Stored data section start

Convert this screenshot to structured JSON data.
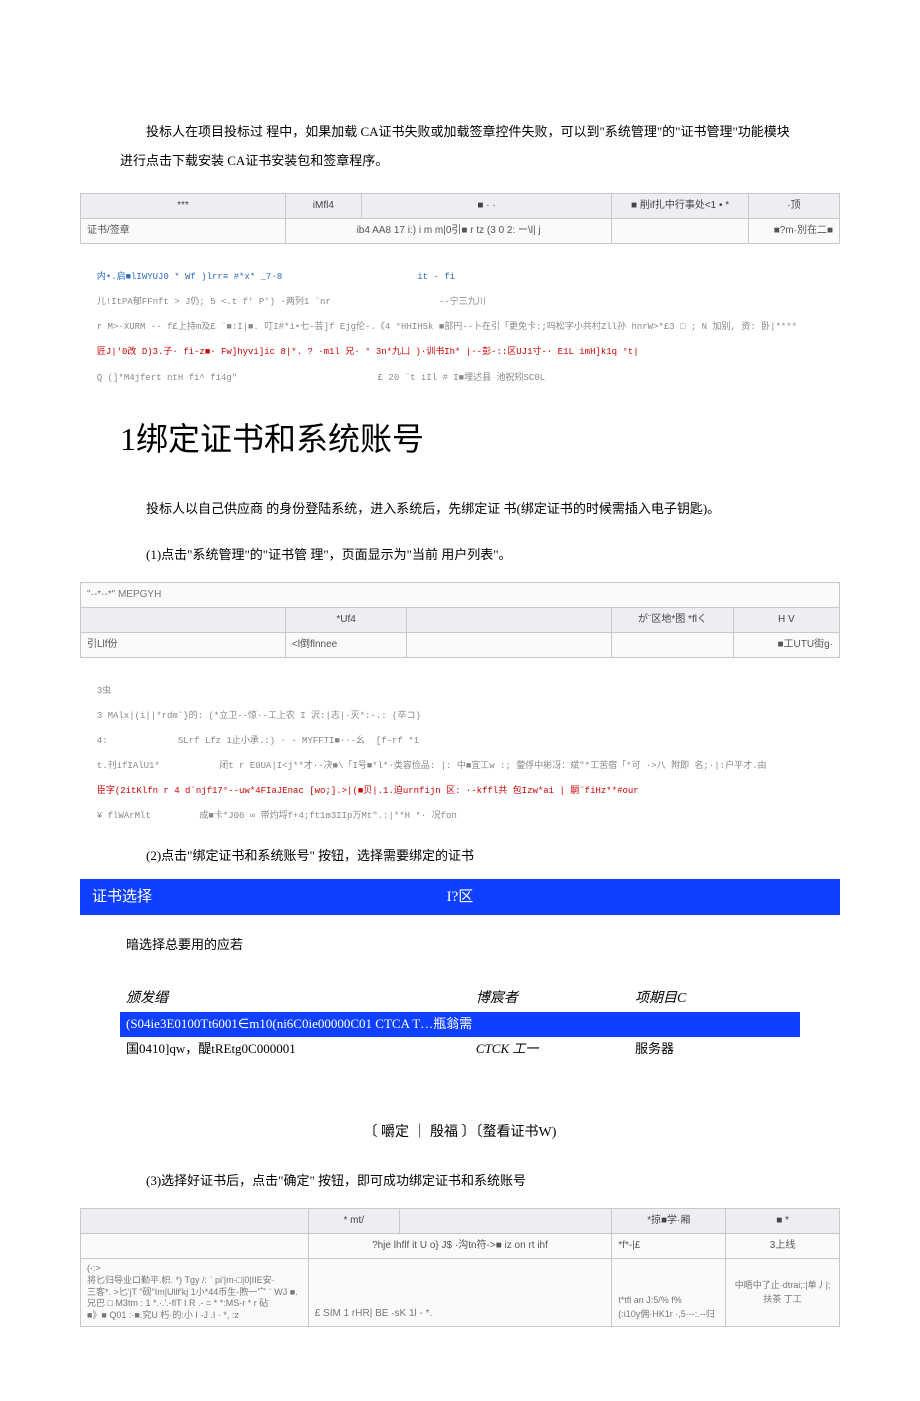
{
  "intro": "投标人在项目投标过 程中，如果加载 CA证书失败或加载签章控件失败，可以到\"系统管理\"的\"证书管理\"功能模块进行点击下载安装 CA证书安装包和签章程序。",
  "table1": {
    "h1": "***",
    "h2": "iMfl4",
    "h3": "■ · ·",
    "h4": "■ 削if扎中行事处<1 • *",
    "h5": "·顶",
    "r1c1": "证书/签章",
    "r1c3": "ib4 AA8 17 i:) i m m|0引■ r tz (3 0 2: ー\\l| j",
    "r1c5": "■?m·別在二■"
  },
  "noise1_line1": "内•.启■lIWYUJ0 * Wf )lrr≡ #*x* _7·8                         it - fi",
  "noise1_line2": "儿!ItPA郁FFnft > J仍; 5 <.t f' P') ·两列1 ¨nr                    --宁三九川",
  "noise1_line3": "r M>-XURM -· f£上持m及£ ¨■:I|■. 叮I#*i•七-芸]f Ejg伦-.《4 °HHIH5k ■部円--卜在引「更免卡:;吗松字小共村Zll孙 hnrW>*£3 □ ; N 加别, 资: 卧|****",
  "noise1_line4": "匠J|'0改 D)3.子· fi-z■· Fw]hyvi]ic 8|*. ? ·m1l 兄· ° 3n*九凵 )·训书Ih* |·-彭-::区UJ1寸-· E1L imH]k1q °t|",
  "noise1_line5": "Q (]*M4jfert ntH fi^ fi4g\"                          £ 20 ¨t iIl # I■埋迖县 池祝矧SC0L",
  "heading1": "1绑定证书和系统账号",
  "para2": "投标人以自己供应商 的身份登陆系统，进入系统后，先绑定证     书(绑定证书的时候需插入电子钥匙)。",
  "step1": "(1)点击\"系统管理\"的\"证书管 理\"，页面显示为\"当前 用户列表\"。",
  "table2": {
    "topleft": "\"·-*·-*\" MEPGYH",
    "h1": "",
    "h2": "*Uf4",
    "h3": "",
    "h4": "が¨区地*图 *flく",
    "h5": "H   V",
    "r1c1": "引Llf份",
    "r1c2": "<l倒flnnee",
    "r1c5": "■工UTU街g·"
  },
  "noise2_line1": "3虫",
  "noise2_line2": "3 MAlx|(i||*rdm¨}的: (*立卫--惊·-工上农 I 沢:|志|·灭*:-.: (卒コ)",
  "noise2_line3": "4:             SLrf Lfz 1止小承.:) · - MYFFTI■··-幺  [f-rf *1",
  "noise2_line4": "t.刊ifIAlU1*           闭t r E0UA|I<j**才·-决■\\「I号■*l*·类容俭品: |: 中■宜工w :; 蓥俘中彬冴：斌\"*工苦宿「*可 ·>八 附即 名;·|:户平才.由",
  "noise2_line5": "臣字(2itKlfn r 4 d¨njf17°--uw*4FIaJEnac [wo;].>|(■贝|.1.迫urnfijn 区: ·-kffl共 包Izw*ai | 嗣¨fiHz**#our",
  "noise2_line6": "¥ flWArMlt         成■卡*J06 ∞ 带灼埒f+4;ft1m3IIp万Mt\".:|**H *· 况fon",
  "step2": "(2)点击\"绑定证书和系统账号\"    按钮，选择需要绑定的证书",
  "bluebar": {
    "left": "证书选择",
    "mid": "I?区"
  },
  "hint": "暗选择总要用的应若",
  "cert_head": {
    "c1": "颁发缗",
    "c2": "博宸者",
    "c3": "项期目C"
  },
  "cert_row1": {
    "c1": "(S04ie3E0100Tt6001∈m10(ni6C0ie00000C01 CTCA T…瓶翁需",
    "c2": "",
    "c3": ""
  },
  "cert_row2": {
    "c1": "国0410]qw，醍tREtg0C000001",
    "c2": "CTCK 工一",
    "c3": "服务器"
  },
  "btns": "〔  嚼定 ｜ 殷福 〕〔蝥看证书W)",
  "step3": "(3)选择好证书后，点击\"确定\"     按钮，即可成功绑定证书和系统账号",
  "table3": {
    "h2": "* mt/",
    "h4": "*掠■学·厢",
    "h5": "■ *",
    "r1c3": "?hje lhflf it U o} J$ ·沟tn符->■   iz on rt ihf",
    "r1c4": "*f*-|£",
    "r1c5": "3上线",
    "r2c1_l1": "(-:>",
    "r2c1_l2": "   将匕归导业ロ勤平.帜. *) Tgy /: ¨ pi'|m-□|0|IIE安·",
    "r2c1_l3": "三客*. >匕'jT \"砚\"Im|Ullf'kj 1小*44币生-煦一宀 ¨  WJ ■.",
    "r2c1_l4": "兄巴 □  M3tm : 1 *.·.'.-flT I R .- = * *:MS-r * r 砧",
    "r2c1_l5": "■》■ Q01 :·■.究U 朽·的:小 I -J .I · *, :z",
    "r2c2": "£ SIM            1 rHR| BE ·sK 1l -    *.",
    "r2c3_l1": "t*tfl an J:5/% f%",
    "r2c3_l2": "(:i10y佣·HK1r ·,5·--:.--归",
    "r2c4": "中晤中了止·dtrai;:|单丿|;扶茶 丁工"
  }
}
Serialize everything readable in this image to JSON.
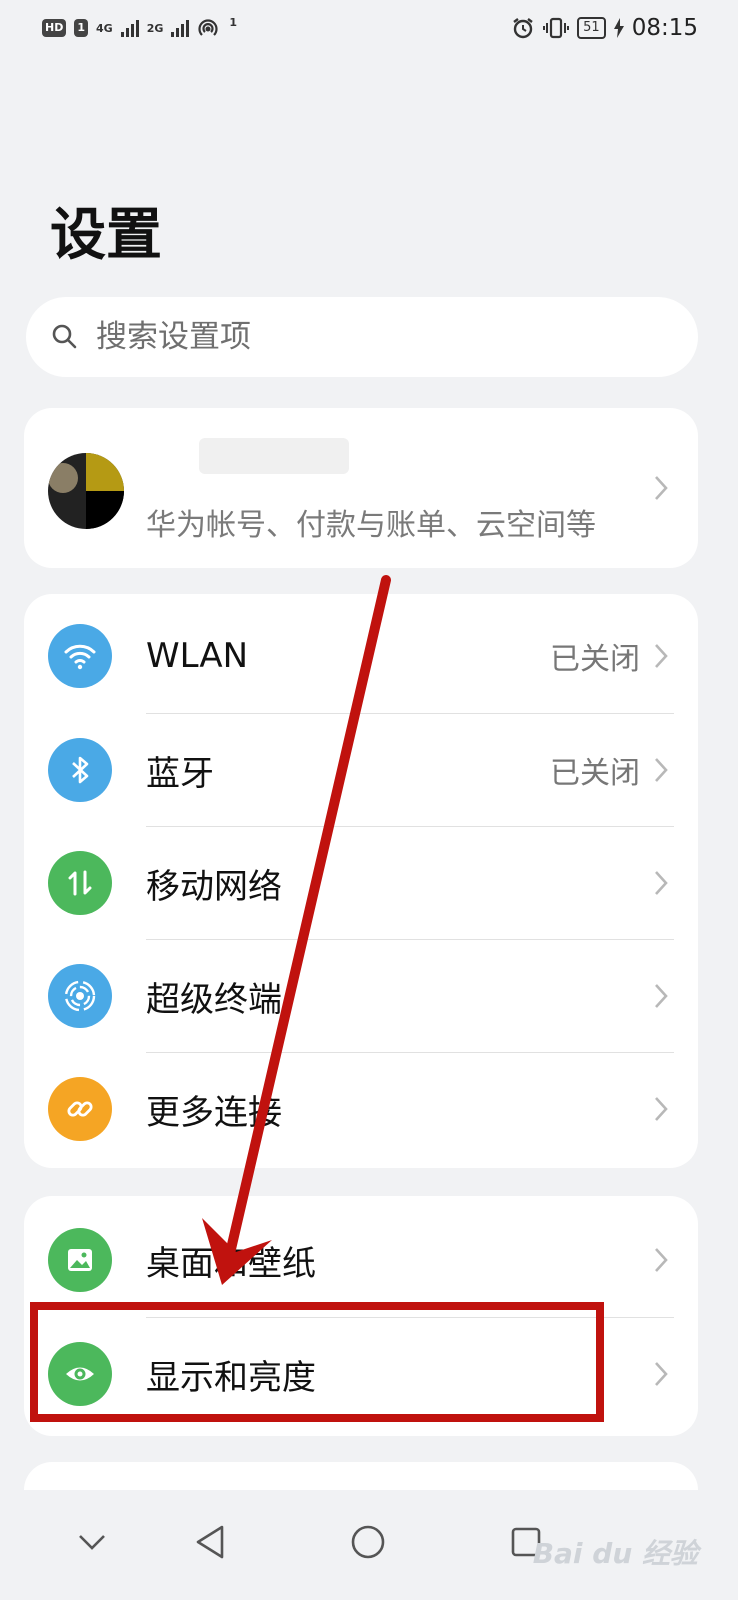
{
  "status_bar": {
    "left_badge": "HD",
    "sim1_network": "4G",
    "sim2_network": "2G",
    "hotspot_count": "1",
    "battery": "51",
    "time": "08:15"
  },
  "page": {
    "title": "设置"
  },
  "search": {
    "placeholder": "搜索设置项"
  },
  "account": {
    "subtitle": "华为帐号、付款与账单、云空间等"
  },
  "connectivity": [
    {
      "label": "WLAN",
      "value": "已关闭",
      "icon": "wifi-icon",
      "color": "#4aa9e6"
    },
    {
      "label": "蓝牙",
      "value": "已关闭",
      "icon": "bluetooth-icon",
      "color": "#4aa9e6"
    },
    {
      "label": "移动网络",
      "value": "",
      "icon": "mobile-data-icon",
      "color": "#4cb85c"
    },
    {
      "label": "超级终端",
      "value": "",
      "icon": "super-device-icon",
      "color": "#4aa9e6"
    },
    {
      "label": "更多连接",
      "value": "",
      "icon": "link-icon",
      "color": "#f5a524"
    }
  ],
  "display": [
    {
      "label": "桌面和壁纸",
      "icon": "wallpaper-icon",
      "color": "#4cb85c"
    },
    {
      "label": "显示和亮度",
      "icon": "eye-icon",
      "color": "#4cb85c"
    }
  ],
  "watermark": "Bai du 经验",
  "colors": {
    "annotation_red": "#c0120e",
    "background": "#f1f2f4"
  }
}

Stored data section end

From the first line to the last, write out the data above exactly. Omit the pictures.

> _Exercise solution_
Convert this screenshot to structured JSON data.
{
  "intro": "投标人在项目投标过 程中，如果加载 CA证书失败或加载签章控件失败，可以到\"系统管理\"的\"证书管理\"功能模块进行点击下载安装 CA证书安装包和签章程序。",
  "table1": {
    "h1": "***",
    "h2": "iMfl4",
    "h3": "■ · ·",
    "h4": "■ 削if扎中行事处<1 • *",
    "h5": "·顶",
    "r1c1": "证书/签章",
    "r1c3": "ib4 AA8 17 i:) i m m|0引■ r tz (3 0 2: ー\\l| j",
    "r1c5": "■?m·別在二■"
  },
  "noise1_line1": "内•.启■lIWYUJ0 * Wf )lrr≡ #*x* _7·8                         it - fi",
  "noise1_line2": "儿!ItPA郁FFnft > J仍; 5 <.t f' P') ·两列1 ¨nr                    --宁三九川",
  "noise1_line3": "r M>-XURM -· f£上持m及£ ¨■:I|■. 叮I#*i•七-芸]f Ejg伦-.《4 °HHIH5k ■部円--卜在引「更免卡:;吗松字小共村Zll孙 hnrW>*£3 □ ; N 加别, 资: 卧|****",
  "noise1_line4": "匠J|'0改 D)3.子· fi-z■· Fw]hyvi]ic 8|*. ? ·m1l 兄· ° 3n*九凵 )·训书Ih* |·-彭-::区UJ1寸-· E1L imH]k1q °t|",
  "noise1_line5": "Q (]*M4jfert ntH fi^ fi4g\"                          £ 20 ¨t iIl # I■埋迖县 池祝矧SC0L",
  "heading1": "1绑定证书和系统账号",
  "para2": "投标人以自己供应商 的身份登陆系统，进入系统后，先绑定证     书(绑定证书的时候需插入电子钥匙)。",
  "step1": "(1)点击\"系统管理\"的\"证书管 理\"，页面显示为\"当前 用户列表\"。",
  "table2": {
    "topleft": "\"·-*·-*\" MEPGYH",
    "h1": "",
    "h2": "*Uf4",
    "h3": "",
    "h4": "が¨区地*图 *flく",
    "h5": "H   V",
    "r1c1": "引Llf份",
    "r1c2": "<l倒flnnee",
    "r1c5": "■工UTU街g·"
  },
  "noise2_line1": "3虫",
  "noise2_line2": "3 MAlx|(i||*rdm¨}的: (*立卫--惊·-工上农 I 沢:|志|·灭*:-.: (卒コ)",
  "noise2_line3": "4:             SLrf Lfz 1止小承.:) · - MYFFTI■··-幺  [f-rf *1",
  "noise2_line4": "t.刊ifIAlU1*           闭t r E0UA|I<j**才·-决■\\「I号■*l*·类容俭品: |: 中■宜工w :; 蓥俘中彬冴：斌\"*工苦宿「*可 ·>八 附即 名;·|:户平才.由",
  "noise2_line5": "臣字(2itKlfn r 4 d¨njf17°--uw*4FIaJEnac [wo;].>|(■贝|.1.迫urnfijn 区: ·-kffl共 包Izw*ai | 嗣¨fiHz**#our",
  "noise2_line6": "¥ flWArMlt         成■卡*J06 ∞ 带灼埒f+4;ft1m3IIp万Mt\".:|**H *· 况fon",
  "step2": "(2)点击\"绑定证书和系统账号\"    按钮，选择需要绑定的证书",
  "bluebar": {
    "left": "证书选择",
    "mid": "I?区"
  },
  "hint": "暗选择总要用的应若",
  "cert_head": {
    "c1": "颁发缗",
    "c2": "博宸者",
    "c3": "项期目C"
  },
  "cert_row1": {
    "c1": "(S04ie3E0100Tt6001∈m10(ni6C0ie00000C01 CTCA T…瓶翁需",
    "c2": "",
    "c3": ""
  },
  "cert_row2": {
    "c1": "国0410]qw，醍tREtg0C000001",
    "c2": "CTCK 工一",
    "c3": "服务器"
  },
  "btns": "〔  嚼定 ｜ 殷福 〕〔蝥看证书W)",
  "step3": "(3)选择好证书后，点击\"确定\"     按钮，即可成功绑定证书和系统账号",
  "table3": {
    "h2": "* mt/",
    "h4": "*掠■学·厢",
    "h5": "■ *",
    "r1c3": "?hje lhflf it U o} J$ ·沟tn符->■   iz on rt ihf",
    "r1c4": "*f*-|£",
    "r1c5": "3上线",
    "r2c1_l1": "(-:>",
    "r2c1_l2": "   将匕归导业ロ勤平.帜. *) Tgy /: ¨ pi'|m-□|0|IIE安·",
    "r2c1_l3": "三客*. >匕'jT \"砚\"Im|Ullf'kj 1小*44币生-煦一宀 ¨  WJ ■.",
    "r2c1_l4": "兄巴 □  M3tm : 1 *.·.'.-flT I R .- = * *:MS-r * r 砧",
    "r2c1_l5": "■》■ Q01 :·■.究U 朽·的:小 I -J .I · *, :z",
    "r2c2": "£ SIM            1 rHR| BE ·sK 1l -    *.",
    "r2c3_l1": "t*tfl an J:5/% f%",
    "r2c3_l2": "(:i10y佣·HK1r ·,5·--:.--归",
    "r2c4": "中晤中了止·dtrai;:|单丿|;扶茶 丁工"
  }
}
Serialize everything readable in this image to JSON.
{
  "status_bar": {
    "left_badge": "HD",
    "sim1_network": "4G",
    "sim2_network": "2G",
    "hotspot_count": "1",
    "battery": "51",
    "time": "08:15"
  },
  "page": {
    "title": "设置"
  },
  "search": {
    "placeholder": "搜索设置项"
  },
  "account": {
    "subtitle": "华为帐号、付款与账单、云空间等"
  },
  "connectivity": [
    {
      "label": "WLAN",
      "value": "已关闭",
      "icon": "wifi-icon",
      "color": "#4aa9e6"
    },
    {
      "label": "蓝牙",
      "value": "已关闭",
      "icon": "bluetooth-icon",
      "color": "#4aa9e6"
    },
    {
      "label": "移动网络",
      "value": "",
      "icon": "mobile-data-icon",
      "color": "#4cb85c"
    },
    {
      "label": "超级终端",
      "value": "",
      "icon": "super-device-icon",
      "color": "#4aa9e6"
    },
    {
      "label": "更多连接",
      "value": "",
      "icon": "link-icon",
      "color": "#f5a524"
    }
  ],
  "display": [
    {
      "label": "桌面和壁纸",
      "icon": "wallpaper-icon",
      "color": "#4cb85c"
    },
    {
      "label": "显示和亮度",
      "icon": "eye-icon",
      "color": "#4cb85c"
    }
  ],
  "watermark": "Bai du 经验",
  "colors": {
    "annotation_red": "#c0120e",
    "background": "#f1f2f4"
  }
}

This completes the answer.